Imagine an ancient "pampered spoiled brat" who had to exchange his fine woven clothes with the "coarser" stuff that could endure the rigors of a campaign

Kind regards
Sounds fun! Maybe I'll look up that book. It is a pity that by late antiquity the ancients had decided that 11 or so plays of Aristophanes were all the Old Comedy you really needed to know (although if they had saved a play of Eupolis, we might have lost something else).

From the quotes it doesn't seem clear whether Dionysios was part of a regular training program, or just getting special tutoring though. From Plato and Xenophon it seems that whether or not to learn hoplomachia was up to the individual.
Hey, I've missed you guys!

LOL.

Sean, I'll have a good quote on that in about 2 more hours of translating. Of course, Giannis or Stefanos could do it in 2 minutes...
Quote:The 'tribon' was of course the Lakedaimonian cloak, as worn by Paul Bardunias' Avatar - a single, cloak/robe worn summer and winter, allowed to wear thin and seldom washed - a mark of Spartan 'toughness'.

As such, like other Spartan fashions ( e.g. long hair), it was widely imitated by those soldiers in other states aping Spartans, along with single soled sandals and the Spartan staff or 'crutch'. Later this dress of large cloak, thin sandals and staff(bakterion) would be taken up by 'austere' philosophers too.

There seems to be little difference between a 'tribon' and a 'himation' save that the former was probably simpler, less decorated, and not so fine-spun.....

This dress was seen as older, more conservative, and soldierly than the later 'chlamys'......

A tribon is simply a threadbare or otherwise worn-out garment, as noted, and the word has no associations with the Spartans by itself - Aristophanes mentions slaves wearing tribones, for instance.
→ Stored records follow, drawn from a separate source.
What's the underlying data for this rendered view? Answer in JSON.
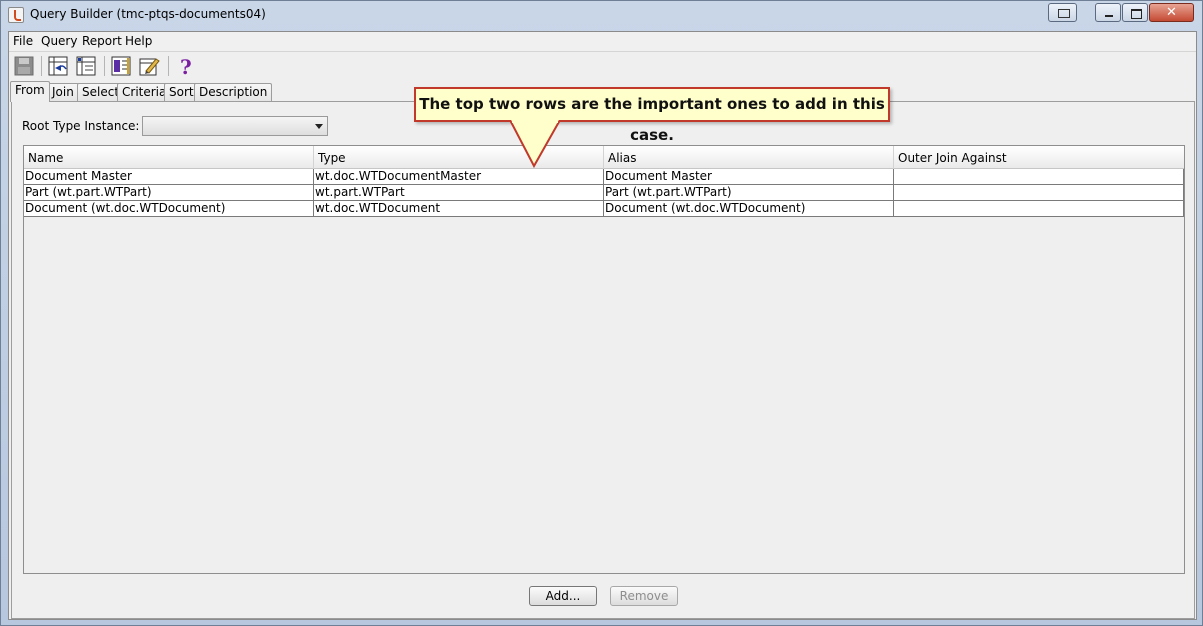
{
  "window": {
    "title": "Query Builder (tmc-ptqs-documents04)",
    "close_glyph": "✕"
  },
  "menu": [
    "File",
    "Query",
    "Report",
    "Help"
  ],
  "toolbar": {
    "icons": [
      "save-icon",
      "join-icon",
      "select-icon",
      "criteria-icon",
      "edit-icon",
      "help-icon"
    ],
    "help_glyph": "?"
  },
  "tabs": [
    "From",
    "Join",
    "Select",
    "Criteria",
    "Sort",
    "Description"
  ],
  "active_tab": "From",
  "root_type": {
    "label": "Root Type Instance:",
    "value": ""
  },
  "table": {
    "columns": [
      "Name",
      "Type",
      "Alias",
      "Outer Join Against"
    ],
    "rows": [
      [
        "Document Master",
        "wt.doc.WTDocumentMaster",
        "Document Master",
        ""
      ],
      [
        "Part (wt.part.WTPart)",
        "wt.part.WTPart",
        "Part (wt.part.WTPart)",
        ""
      ],
      [
        "Document (wt.doc.WTDocument)",
        "wt.doc.WTDocument",
        "Document (wt.doc.WTDocument)",
        ""
      ]
    ]
  },
  "buttons": {
    "add": "Add...",
    "remove": "Remove"
  },
  "callout": {
    "text": "The top two rows are the important ones to add in this case."
  },
  "colors": {
    "callout_bg": "#ffffcc",
    "callout_border": "#c0392b",
    "help_icon": "#7b1fa2"
  }
}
It is mentioned in connection with the Spartans to emphasize their laconic ways, but it wasn't a particular kind of garment, and the intended meaning in this passage is almost certainly simply that Dionysus is lamenting the different in lifestyle - from beautiful robes to worn out tunic.